To guarantee a LC/NC strategy is successful, organizations must ensure there is a bulletproof infrastructure, data governance and security system in place, as well as full visibility into their data and applications. “As a first step, enterprises must gain an understanding of their data -- what it is, where it is and what it’s worth,” Mohan says. “From there, IT leaders can understand where security and compliance vulnerabilities lay and then work to eliminate these threats while ensuring sufficient oversight for potential legal and contractual issues.” While the responsibility of developing a LC/NC strategy falls, initially, on an enterprise’s CTO or CIO, Mohan advises tech leadership should loop in experts in data security, data protection and governance to address cyber and compliance threats and ensure employees are following proper company and legal protocols. ... “Every level of leadership can decide to use a low-code/no-code strategy, ranging from an engineering team manager who is tasked with building products for the company, to a CTO setting the strategic direction of the organization's engineering efforts,” he explains.
The BoldMove backdoor, written in C, comes in two flavors: a Windows version and a Linux version that the threat actor appears to have customized for FortiOS, Mandiant said. When executed, the Linux version of the malware first attempts to connect to a hardcoded command-and-control (C2) server. If successful, BoldMove collects information about the system on which it has landed and relays it to the C2. The C2 server then relays instructions to the malware that ends with the threat actor gaining full remote control of the affected FortiOS device. Ben Read, director of cyber-espionage analysis at Mandiant, says some of the core functions of the malware, such as its ability to download additional files or open a reverse shell, are fairly typical of this type of malware. But the customized Linux version of BoldMove also includes capabilities to manipulate specific features of FortOS. "The implementation of these features shows an in-depth knowledge of the functioning of Fortinet devices," Read says. "Also notable is that some of the Linux variants features appear to have been rewritten to run on lower-powered devices."

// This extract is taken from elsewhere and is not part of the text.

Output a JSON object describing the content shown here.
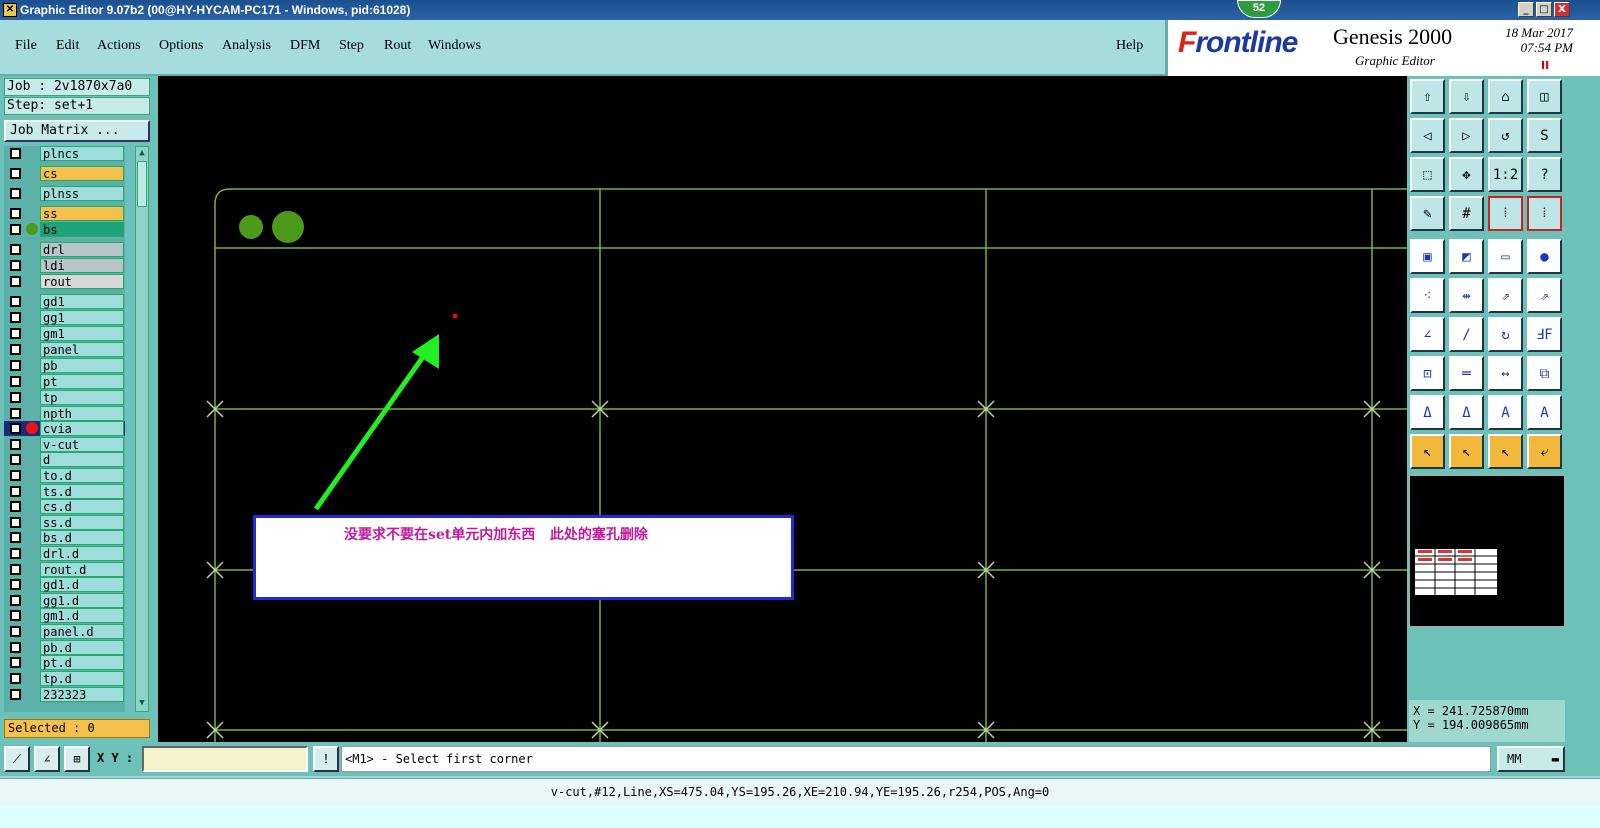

Quote for the day:
"It is the responsibility of leadership to provide opportunity, and the responsibility of individuals to contribute." -- William Pollard